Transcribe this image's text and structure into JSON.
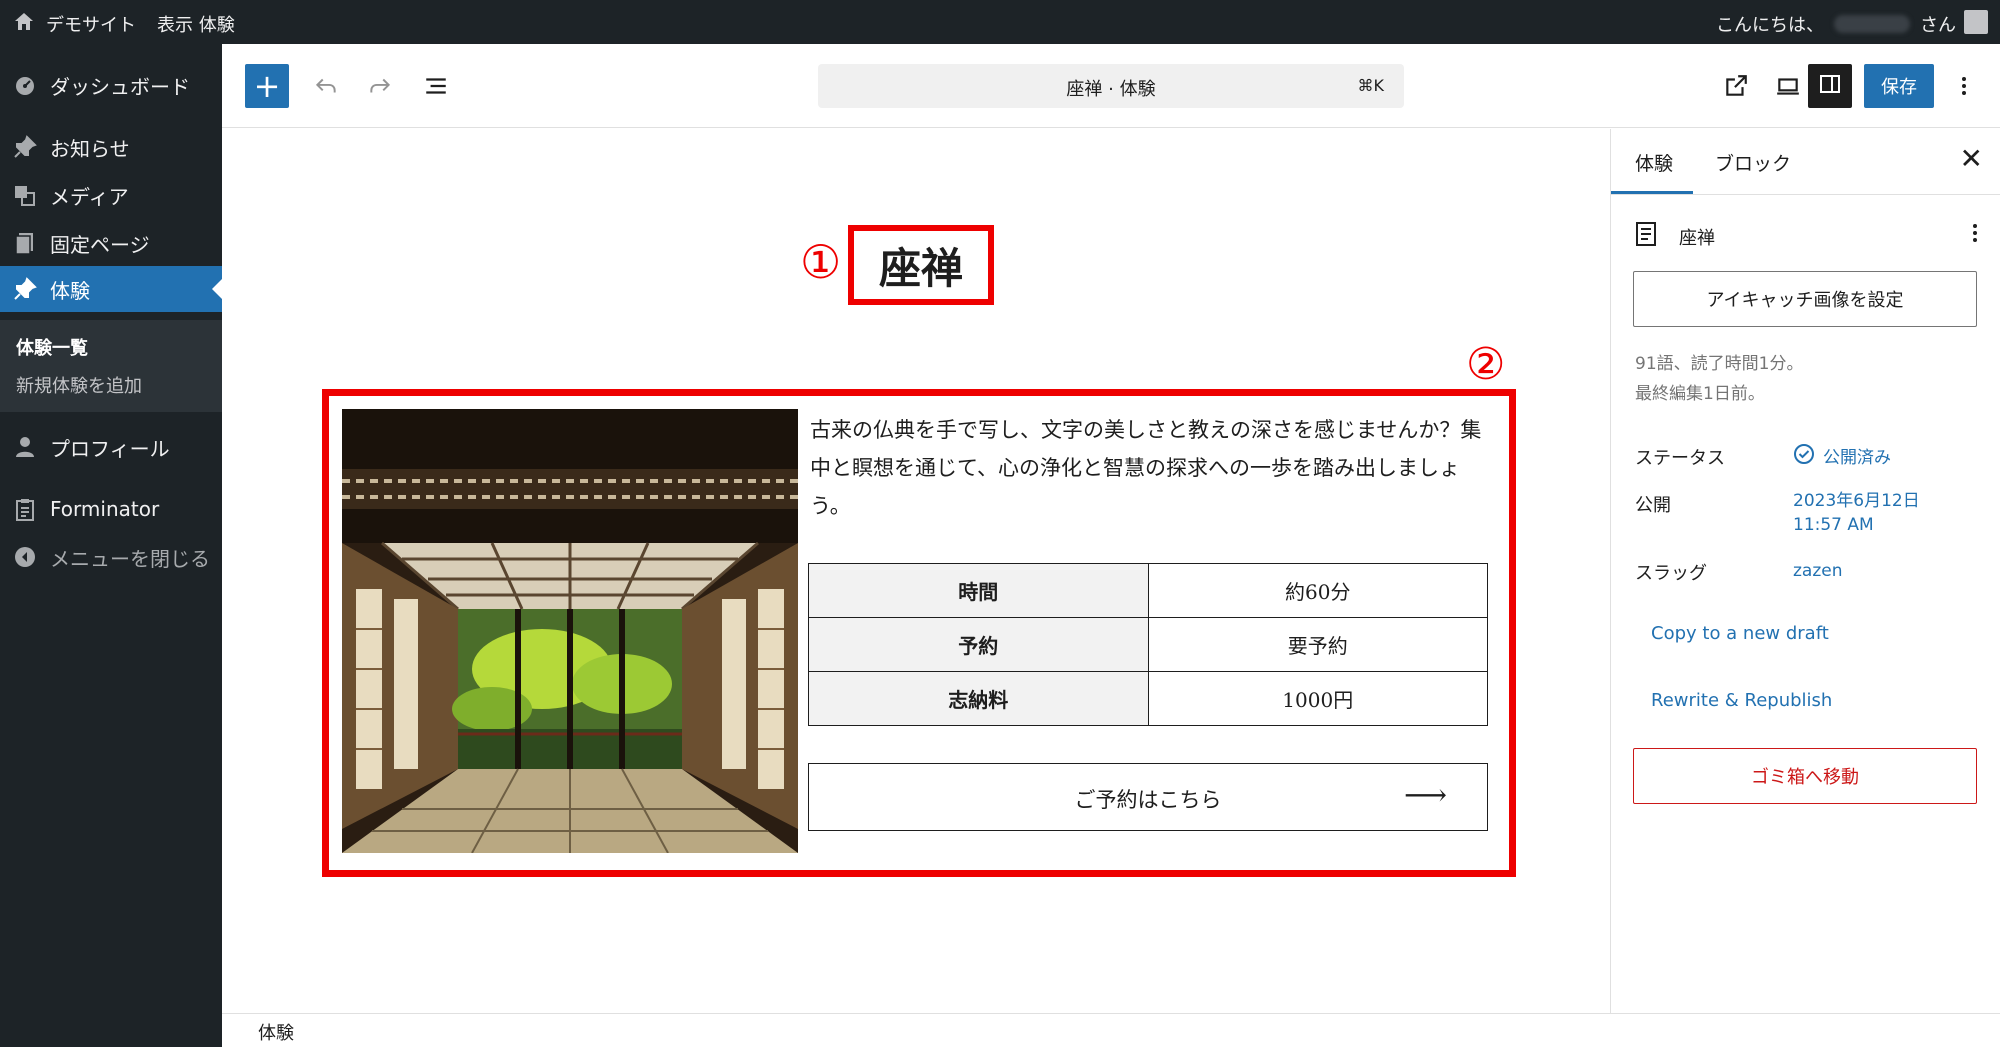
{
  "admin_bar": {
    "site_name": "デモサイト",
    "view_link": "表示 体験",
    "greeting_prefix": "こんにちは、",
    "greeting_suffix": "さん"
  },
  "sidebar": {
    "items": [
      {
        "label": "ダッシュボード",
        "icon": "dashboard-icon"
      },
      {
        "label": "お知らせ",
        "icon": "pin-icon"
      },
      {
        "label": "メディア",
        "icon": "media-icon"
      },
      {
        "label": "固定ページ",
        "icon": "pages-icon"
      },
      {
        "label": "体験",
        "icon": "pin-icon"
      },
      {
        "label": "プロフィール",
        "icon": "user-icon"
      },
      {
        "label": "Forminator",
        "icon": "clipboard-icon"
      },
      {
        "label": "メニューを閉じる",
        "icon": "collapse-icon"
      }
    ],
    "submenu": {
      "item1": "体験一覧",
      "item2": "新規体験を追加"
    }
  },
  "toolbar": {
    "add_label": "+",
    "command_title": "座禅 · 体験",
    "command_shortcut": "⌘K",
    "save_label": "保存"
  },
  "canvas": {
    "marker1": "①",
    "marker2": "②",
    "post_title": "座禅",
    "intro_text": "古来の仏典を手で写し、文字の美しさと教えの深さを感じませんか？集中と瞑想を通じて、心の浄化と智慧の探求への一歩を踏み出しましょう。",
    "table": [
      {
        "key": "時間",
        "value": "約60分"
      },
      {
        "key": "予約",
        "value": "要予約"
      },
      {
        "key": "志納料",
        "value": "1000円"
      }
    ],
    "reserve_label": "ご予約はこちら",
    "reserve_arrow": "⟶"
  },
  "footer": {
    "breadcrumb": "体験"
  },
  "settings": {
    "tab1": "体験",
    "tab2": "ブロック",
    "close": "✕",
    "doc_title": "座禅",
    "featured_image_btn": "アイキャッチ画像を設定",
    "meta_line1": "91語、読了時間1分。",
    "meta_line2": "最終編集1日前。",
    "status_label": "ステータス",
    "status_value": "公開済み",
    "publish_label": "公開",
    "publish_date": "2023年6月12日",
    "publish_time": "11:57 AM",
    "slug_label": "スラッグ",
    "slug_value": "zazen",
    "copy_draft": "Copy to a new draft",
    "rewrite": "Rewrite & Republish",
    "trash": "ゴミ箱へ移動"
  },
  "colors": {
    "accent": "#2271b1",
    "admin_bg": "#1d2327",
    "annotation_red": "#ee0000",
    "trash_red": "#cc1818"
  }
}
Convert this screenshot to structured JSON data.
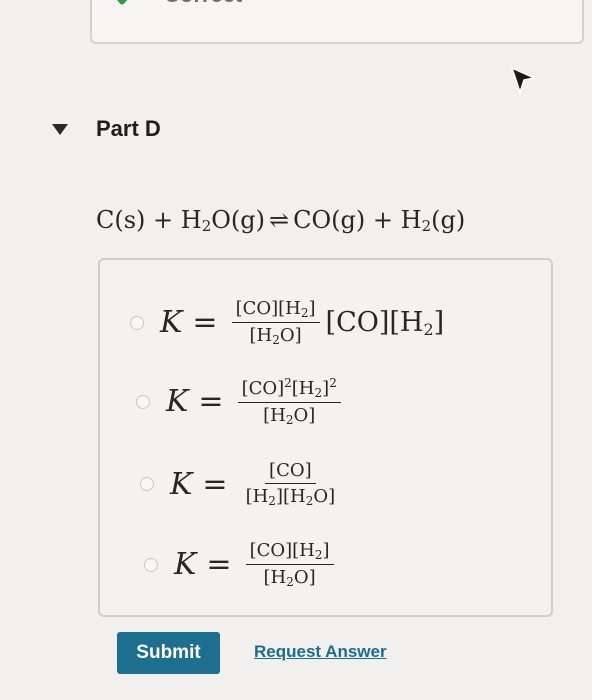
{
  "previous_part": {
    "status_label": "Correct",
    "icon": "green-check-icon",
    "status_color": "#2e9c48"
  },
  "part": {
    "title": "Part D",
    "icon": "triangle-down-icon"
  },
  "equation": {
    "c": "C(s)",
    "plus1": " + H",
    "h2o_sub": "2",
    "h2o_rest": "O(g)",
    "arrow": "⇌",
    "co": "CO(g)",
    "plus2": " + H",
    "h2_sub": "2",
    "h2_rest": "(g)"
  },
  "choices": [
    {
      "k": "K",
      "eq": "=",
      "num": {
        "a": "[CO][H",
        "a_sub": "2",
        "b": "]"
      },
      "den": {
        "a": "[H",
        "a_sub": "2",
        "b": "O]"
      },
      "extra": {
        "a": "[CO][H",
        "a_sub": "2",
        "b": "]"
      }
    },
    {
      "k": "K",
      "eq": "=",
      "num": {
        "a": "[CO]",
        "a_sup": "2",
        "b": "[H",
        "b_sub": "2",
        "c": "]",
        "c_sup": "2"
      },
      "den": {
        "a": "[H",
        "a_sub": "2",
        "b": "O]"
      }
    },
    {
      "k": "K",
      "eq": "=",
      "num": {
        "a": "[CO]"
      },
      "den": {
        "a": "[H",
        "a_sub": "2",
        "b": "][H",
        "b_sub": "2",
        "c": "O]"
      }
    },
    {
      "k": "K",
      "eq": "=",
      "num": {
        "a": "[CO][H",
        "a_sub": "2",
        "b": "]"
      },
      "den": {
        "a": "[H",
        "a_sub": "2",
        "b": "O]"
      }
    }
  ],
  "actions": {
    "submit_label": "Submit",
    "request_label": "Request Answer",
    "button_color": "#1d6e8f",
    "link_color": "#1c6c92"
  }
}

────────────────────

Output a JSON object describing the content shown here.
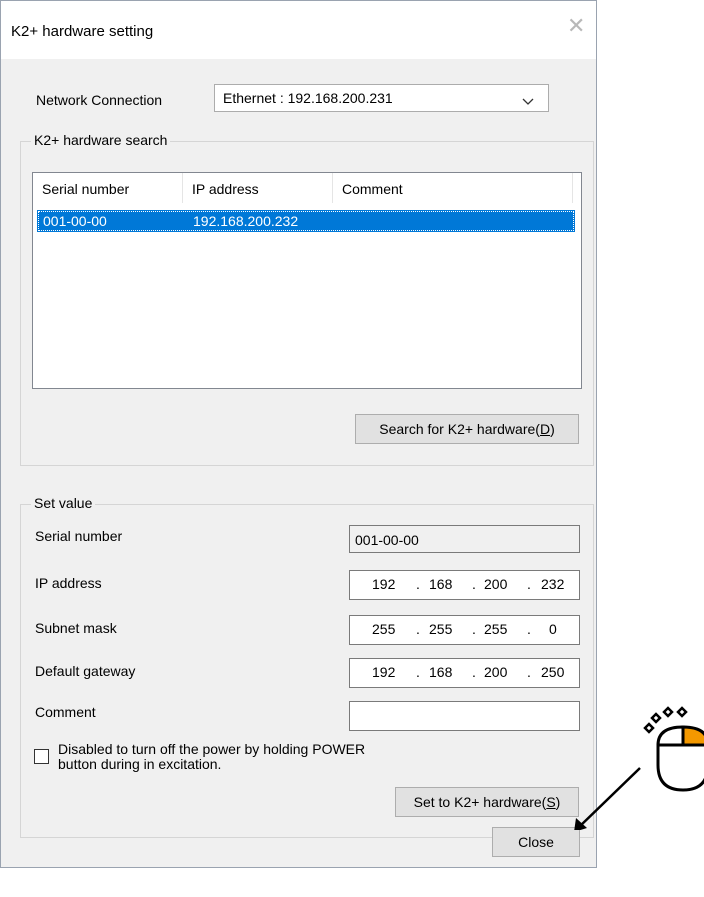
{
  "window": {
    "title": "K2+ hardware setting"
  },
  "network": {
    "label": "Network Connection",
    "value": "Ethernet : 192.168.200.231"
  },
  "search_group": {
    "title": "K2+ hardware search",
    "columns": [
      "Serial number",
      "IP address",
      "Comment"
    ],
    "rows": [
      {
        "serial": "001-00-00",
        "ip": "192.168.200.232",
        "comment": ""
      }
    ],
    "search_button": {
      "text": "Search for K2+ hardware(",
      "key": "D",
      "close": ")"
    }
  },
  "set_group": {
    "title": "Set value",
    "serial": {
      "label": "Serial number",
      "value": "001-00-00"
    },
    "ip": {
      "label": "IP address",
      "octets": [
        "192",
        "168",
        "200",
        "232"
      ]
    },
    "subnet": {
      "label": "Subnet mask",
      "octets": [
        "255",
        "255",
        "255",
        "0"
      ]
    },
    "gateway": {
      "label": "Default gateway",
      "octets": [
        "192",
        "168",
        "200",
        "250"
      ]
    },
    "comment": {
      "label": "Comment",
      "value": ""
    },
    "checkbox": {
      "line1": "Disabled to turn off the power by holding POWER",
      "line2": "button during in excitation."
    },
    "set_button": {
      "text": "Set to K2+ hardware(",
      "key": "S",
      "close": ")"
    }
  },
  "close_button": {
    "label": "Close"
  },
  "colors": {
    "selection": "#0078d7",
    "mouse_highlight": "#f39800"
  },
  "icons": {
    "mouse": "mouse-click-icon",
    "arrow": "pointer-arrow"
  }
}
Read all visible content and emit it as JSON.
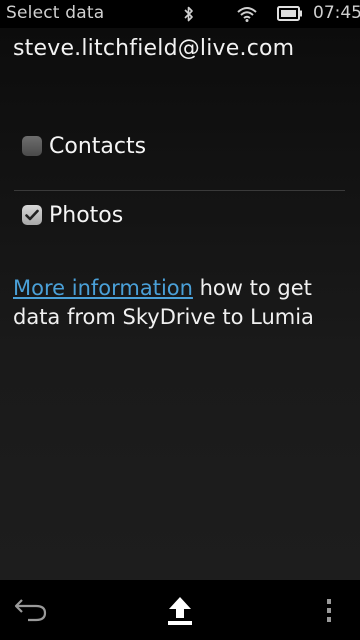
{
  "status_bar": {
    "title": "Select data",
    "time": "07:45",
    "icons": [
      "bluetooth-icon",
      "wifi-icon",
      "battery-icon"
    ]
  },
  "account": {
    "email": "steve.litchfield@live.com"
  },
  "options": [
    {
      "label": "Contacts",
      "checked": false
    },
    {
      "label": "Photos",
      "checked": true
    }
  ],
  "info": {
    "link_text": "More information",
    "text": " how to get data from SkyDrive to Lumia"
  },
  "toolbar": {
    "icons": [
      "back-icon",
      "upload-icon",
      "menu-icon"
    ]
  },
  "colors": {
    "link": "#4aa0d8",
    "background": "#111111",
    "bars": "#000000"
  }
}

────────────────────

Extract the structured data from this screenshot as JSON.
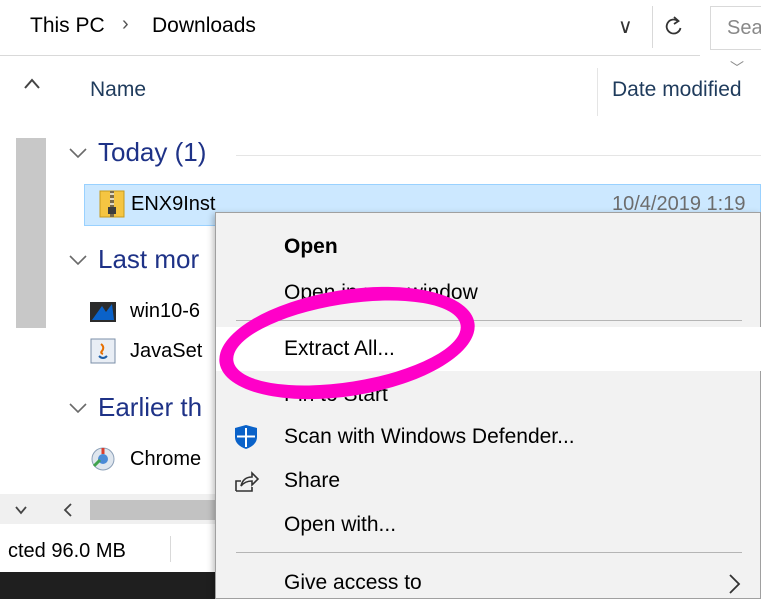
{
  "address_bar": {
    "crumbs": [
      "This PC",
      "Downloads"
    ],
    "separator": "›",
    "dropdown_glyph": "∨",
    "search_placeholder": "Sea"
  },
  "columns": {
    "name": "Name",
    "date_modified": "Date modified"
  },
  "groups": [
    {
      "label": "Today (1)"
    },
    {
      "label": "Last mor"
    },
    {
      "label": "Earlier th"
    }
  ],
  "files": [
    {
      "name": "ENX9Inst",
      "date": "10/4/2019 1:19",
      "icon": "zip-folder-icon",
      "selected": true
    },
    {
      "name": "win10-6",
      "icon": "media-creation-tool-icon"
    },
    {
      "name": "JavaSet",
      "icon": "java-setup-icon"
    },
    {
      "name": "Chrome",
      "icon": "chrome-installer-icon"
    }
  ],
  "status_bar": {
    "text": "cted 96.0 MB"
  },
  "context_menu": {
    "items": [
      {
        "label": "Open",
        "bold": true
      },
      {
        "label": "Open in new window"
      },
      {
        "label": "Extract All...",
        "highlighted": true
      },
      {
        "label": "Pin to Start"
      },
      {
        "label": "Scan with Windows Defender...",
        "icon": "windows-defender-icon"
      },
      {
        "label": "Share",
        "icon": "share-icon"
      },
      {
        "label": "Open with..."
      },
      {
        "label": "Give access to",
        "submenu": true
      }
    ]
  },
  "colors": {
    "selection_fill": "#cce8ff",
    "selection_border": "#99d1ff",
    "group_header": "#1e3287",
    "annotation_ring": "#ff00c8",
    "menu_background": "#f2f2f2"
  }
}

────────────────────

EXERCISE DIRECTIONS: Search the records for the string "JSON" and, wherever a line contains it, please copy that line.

RESULT OF THIS TASK:
Transcribe this image's text and structure into JSON.
Convert this screenshot to structured JSON data.
Output a JSON object describing the content shown here.
Read all visible content and emit it as JSON.
Extract the structured data from this screenshot as JSON.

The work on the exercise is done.